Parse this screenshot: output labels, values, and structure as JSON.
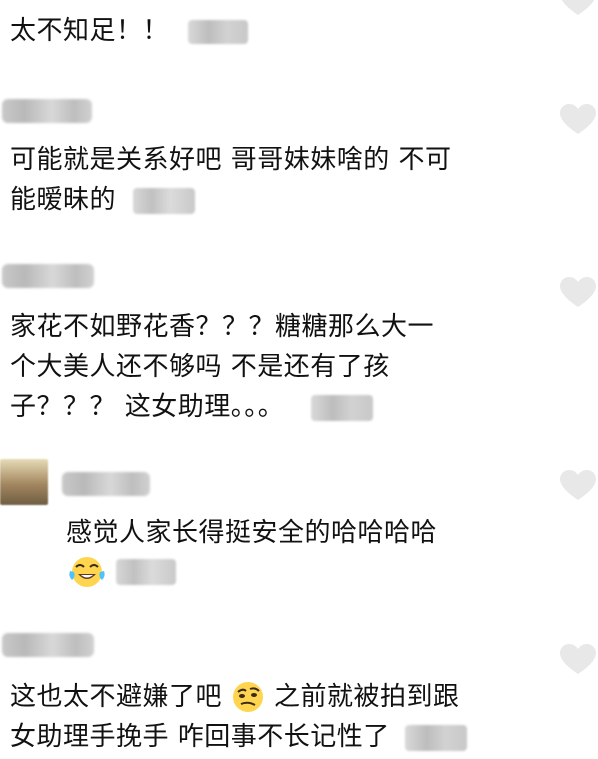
{
  "comments": [
    {
      "text": "太不知足！！"
    },
    {
      "line1": "可能就是关系好吧 哥哥妹妹啥的 不可",
      "line2": "能暧昧的"
    },
    {
      "line1": "家花不如野花香？？？糖糖那么大一",
      "line2": "个大美人还不够吗 不是还有了孩",
      "line3": "子？？？ 这女助理。。。"
    },
    {
      "reply": "感觉人家长得挺安全的哈哈哈哈"
    },
    {
      "line1_prefix": "这也太不避嫌了吧",
      "line1_suffix": "之前就被拍到跟",
      "line2": "女助理手挽手 咋回事不长记性了"
    }
  ],
  "icons": {
    "heart": "heart-icon",
    "laugh": "laughing-tears-emoji",
    "skeptical": "skeptical-face-emoji"
  },
  "colors": {
    "text": "#111111",
    "heart": "#e8e8e8",
    "background": "#ffffff"
  }
}
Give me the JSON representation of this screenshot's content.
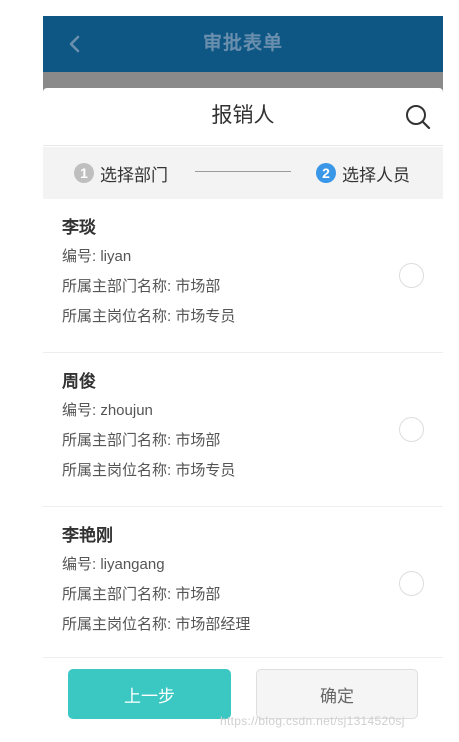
{
  "app_header": {
    "title": "审批表单"
  },
  "sheet": {
    "title": "报销人",
    "steps": [
      {
        "number": "1",
        "label": "选择部门"
      },
      {
        "number": "2",
        "label": "选择人员"
      }
    ]
  },
  "people": [
    {
      "name": "李琰",
      "id_line": "编号: liyan",
      "dept_line": "所属主部门名称: 市场部",
      "post_line": "所属主岗位名称: 市场专员"
    },
    {
      "name": "周俊",
      "id_line": "编号: zhoujun",
      "dept_line": "所属主部门名称: 市场部",
      "post_line": "所属主岗位名称: 市场专员"
    },
    {
      "name": "李艳刚",
      "id_line": "编号: liyangang",
      "dept_line": "所属主部门名称: 市场部",
      "post_line": "所属主岗位名称: 市场部经理"
    }
  ],
  "footer": {
    "prev_label": "上一步",
    "confirm_label": "确定"
  },
  "watermark": "https://blog.csdn.net/sj1314520sj",
  "colors": {
    "header": "#0e5784",
    "accent_teal": "#3cc8c2",
    "step_active": "#3a97e8"
  },
  "icons": {
    "back": "chevron-left-icon",
    "search": "search-icon"
  }
}
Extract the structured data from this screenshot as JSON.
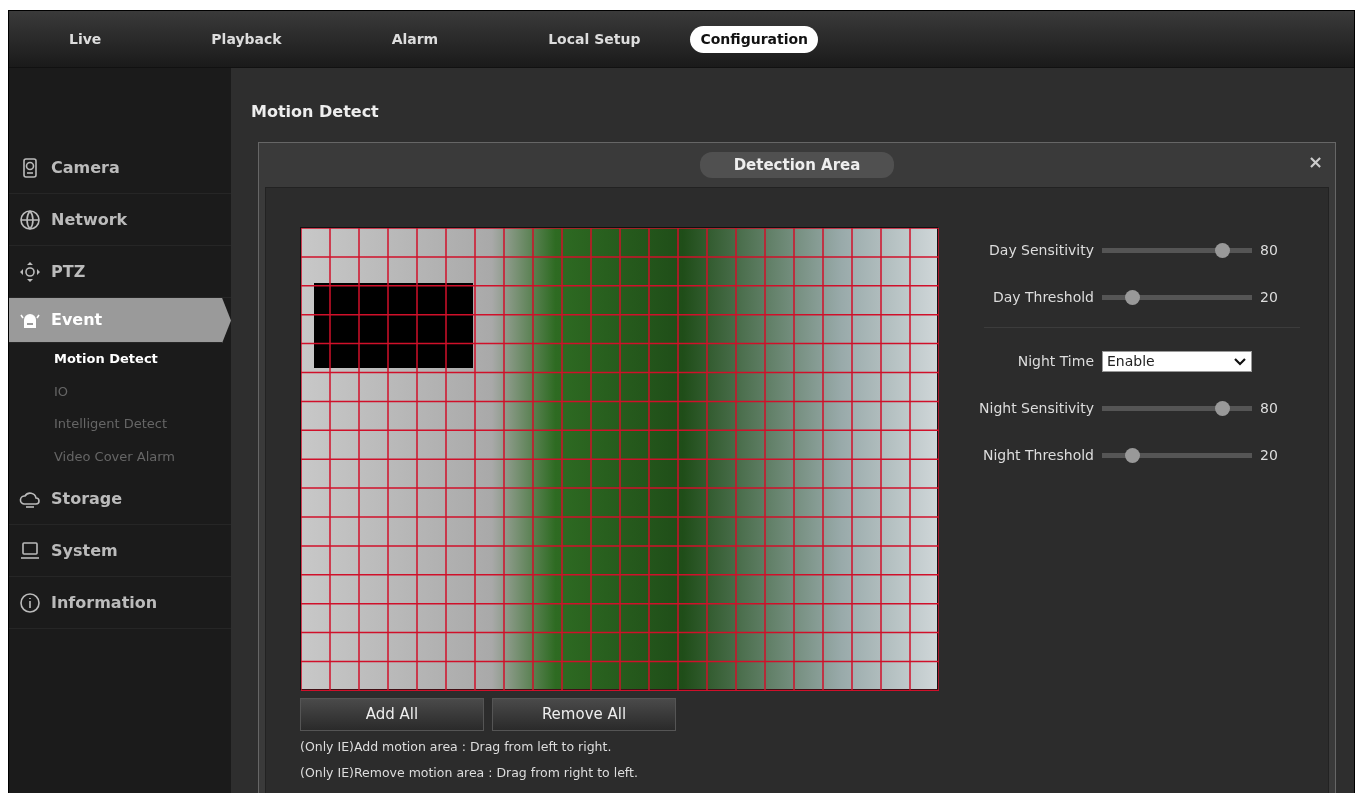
{
  "top_nav": [
    {
      "label": "Live",
      "selected": false
    },
    {
      "label": "Playback",
      "selected": false
    },
    {
      "label": "Alarm",
      "selected": false
    },
    {
      "label": "Local Setup",
      "selected": false
    },
    {
      "label": "Configuration",
      "selected": true
    }
  ],
  "sidebar": {
    "items": [
      {
        "label": "Camera",
        "kind": "camera",
        "selected": false
      },
      {
        "label": "Network",
        "kind": "network",
        "selected": false
      },
      {
        "label": "PTZ",
        "kind": "ptz",
        "selected": false
      },
      {
        "label": "Event",
        "kind": "event",
        "selected": true,
        "children": [
          {
            "label": "Motion Detect",
            "selected": true
          },
          {
            "label": "IO",
            "selected": false
          },
          {
            "label": "Intelligent Detect",
            "selected": false
          },
          {
            "label": "Video Cover Alarm",
            "selected": false
          }
        ]
      },
      {
        "label": "Storage",
        "kind": "storage",
        "selected": false
      },
      {
        "label": "System",
        "kind": "system",
        "selected": false
      },
      {
        "label": "Information",
        "kind": "info",
        "selected": false
      }
    ]
  },
  "page_title": "Motion Detect",
  "dialog": {
    "title": "Detection Area",
    "close": "×",
    "buttons": [
      "Add All",
      "Remove All"
    ],
    "notes": [
      "(Only IE)Add motion area : Drag from left to right.",
      "(Only IE)Remove motion area : Drag from right to left."
    ],
    "settings": [
      {
        "kind": "slider",
        "label": "Day Sensitivity",
        "level": 0.8,
        "reading": "80"
      },
      {
        "kind": "slider",
        "label": "Day Threshold",
        "level": 0.2,
        "reading": "20"
      },
      {
        "kind": "divider"
      },
      {
        "kind": "select",
        "label": "Night Time",
        "value": "Enable"
      },
      {
        "kind": "slider",
        "label": "Night Sensitivity",
        "level": 0.8,
        "reading": "80"
      },
      {
        "kind": "slider",
        "label": "Night Threshold",
        "level": 0.2,
        "reading": "20"
      }
    ]
  }
}
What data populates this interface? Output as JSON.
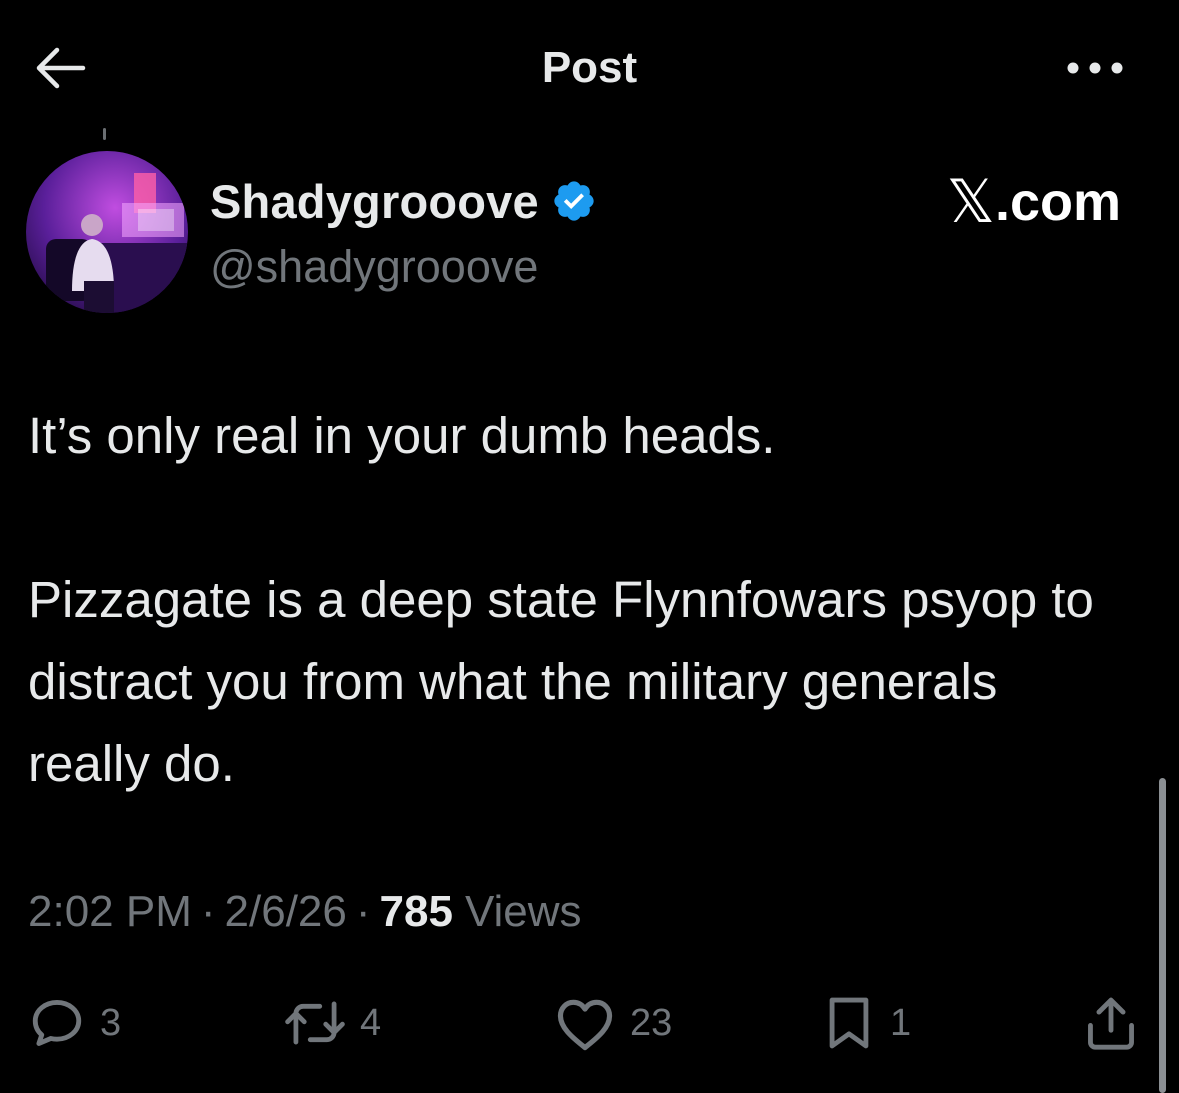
{
  "header": {
    "title": "Post",
    "back_icon": "arrow-left-icon",
    "more_icon": "more-horizontal-icon"
  },
  "author": {
    "display_name": "Shadygrooove",
    "handle": "@shadygrooove",
    "verified": true,
    "verified_color": "#1d9bf0"
  },
  "watermark": {
    "logo": "𝕏",
    "text": ".com"
  },
  "post": {
    "paragraphs": [
      "It’s only real in your dumb heads.",
      "Pizzagate is a deep state Flynnfowars psyop to distract you from what the military generals really do."
    ]
  },
  "meta": {
    "time": "2:02 PM",
    "separator": "·",
    "date": "2/6/26",
    "views_count": "785",
    "views_label": "Views"
  },
  "actions": {
    "replies": "3",
    "reposts": "4",
    "likes": "23",
    "bookmarks": "1"
  },
  "colors": {
    "background": "#000000",
    "text_primary": "#e7e9ea",
    "text_secondary": "#71767b"
  }
}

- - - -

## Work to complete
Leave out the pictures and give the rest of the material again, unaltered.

## Solution below
Parse this screenshot: output labels, values, and structure as JSON.
{
  "comments": [
    {
      "text": "太不知足！！"
    },
    {
      "line1": "可能就是关系好吧 哥哥妹妹啥的 不可",
      "line2": "能暧昧的"
    },
    {
      "line1": "家花不如野花香？？？糖糖那么大一",
      "line2": "个大美人还不够吗 不是还有了孩",
      "line3": "子？？？ 这女助理。。。"
    },
    {
      "reply": "感觉人家长得挺安全的哈哈哈哈"
    },
    {
      "line1_prefix": "这也太不避嫌了吧",
      "line1_suffix": "之前就被拍到跟",
      "line2": "女助理手挽手 咋回事不长记性了"
    }
  ],
  "icons": {
    "heart": "heart-icon",
    "laugh": "laughing-tears-emoji",
    "skeptical": "skeptical-face-emoji"
  },
  "colors": {
    "text": "#111111",
    "heart": "#e8e8e8",
    "background": "#ffffff"
  }
}
Give me the JSON representation of this screenshot's content.
{
  "app_header": {
    "title": "审批表单"
  },
  "sheet": {
    "title": "报销人",
    "steps": [
      {
        "number": "1",
        "label": "选择部门"
      },
      {
        "number": "2",
        "label": "选择人员"
      }
    ]
  },
  "people": [
    {
      "name": "李琰",
      "id_line": "编号: liyan",
      "dept_line": "所属主部门名称: 市场部",
      "post_line": "所属主岗位名称: 市场专员"
    },
    {
      "name": "周俊",
      "id_line": "编号: zhoujun",
      "dept_line": "所属主部门名称: 市场部",
      "post_line": "所属主岗位名称: 市场专员"
    },
    {
      "name": "李艳刚",
      "id_line": "编号: liyangang",
      "dept_line": "所属主部门名称: 市场部",
      "post_line": "所属主岗位名称: 市场部经理"
    }
  ],
  "footer": {
    "prev_label": "上一步",
    "confirm_label": "确定"
  },
  "watermark": "https://blog.csdn.net/sj1314520sj",
  "colors": {
    "header": "#0e5784",
    "accent_teal": "#3cc8c2",
    "step_active": "#3a97e8"
  },
  "icons": {
    "back": "chevron-left-icon",
    "search": "search-icon"
  }
}
Extract the structured data from this screenshot as JSON.
{
  "top_nav": [
    {
      "label": "Live",
      "selected": false
    },
    {
      "label": "Playback",
      "selected": false
    },
    {
      "label": "Alarm",
      "selected": false
    },
    {
      "label": "Local Setup",
      "selected": false
    },
    {
      "label": "Configuration",
      "selected": true
    }
  ],
  "sidebar": {
    "items": [
      {
        "label": "Camera",
        "kind": "camera",
        "selected": false
      },
      {
        "label": "Network",
        "kind": "network",
        "selected": false
      },
      {
        "label": "PTZ",
        "kind": "ptz",
        "selected": false
      },
      {
        "label": "Event",
        "kind": "event",
        "selected": true,
        "children": [
          {
            "label": "Motion Detect",
            "selected": true
          },
          {
            "label": "IO",
            "selected": false
          },
          {
            "label": "Intelligent Detect",
            "selected": false
          },
          {
            "label": "Video Cover Alarm",
            "selected": false
          }
        ]
      },
      {
        "label": "Storage",
        "kind": "storage",
        "selected": false
      },
      {
        "label": "System",
        "kind": "system",
        "selected": false
      },
      {
        "label": "Information",
        "kind": "info",
        "selected": false
      }
    ]
  },
  "page_title": "Motion Detect",
  "dialog": {
    "title": "Detection Area",
    "close": "×",
    "buttons": [
      "Add All",
      "Remove All"
    ],
    "notes": [
      "(Only IE)Add motion area : Drag from left to right.",
      "(Only IE)Remove motion area : Drag from right to left."
    ],
    "settings": [
      {
        "kind": "slider",
        "label": "Day Sensitivity",
        "level": 0.8,
        "reading": "80"
      },
      {
        "kind": "slider",
        "label": "Day Threshold",
        "level": 0.2,
        "reading": "20"
      },
      {
        "kind": "divider"
      },
      {
        "kind": "select",
        "label": "Night Time",
        "value": "Enable"
      },
      {
        "kind": "slider",
        "label": "Night Sensitivity",
        "level": 0.8,
        "reading": "80"
      },
      {
        "kind": "slider",
        "label": "Night Threshold",
        "level": 0.2,
        "reading": "20"
      }
    ]
  }
}
What data populates this interface? Output as JSON.
{
  "header": {
    "title": "Post",
    "back_icon": "arrow-left-icon",
    "more_icon": "more-horizontal-icon"
  },
  "author": {
    "display_name": "Shadygrooove",
    "handle": "@shadygrooove",
    "verified": true,
    "verified_color": "#1d9bf0"
  },
  "watermark": {
    "logo": "𝕏",
    "text": ".com"
  },
  "post": {
    "paragraphs": [
      "It’s only real in your dumb heads.",
      "Pizzagate is a deep state Flynnfowars psyop to distract you from what the military generals really do."
    ]
  },
  "meta": {
    "time": "2:02 PM",
    "separator": "·",
    "date": "2/6/26",
    "views_count": "785",
    "views_label": "Views"
  },
  "actions": {
    "replies": "3",
    "reposts": "4",
    "likes": "23",
    "bookmarks": "1"
  },
  "colors": {
    "background": "#000000",
    "text_primary": "#e7e9ea",
    "text_secondary": "#71767b"
  }
}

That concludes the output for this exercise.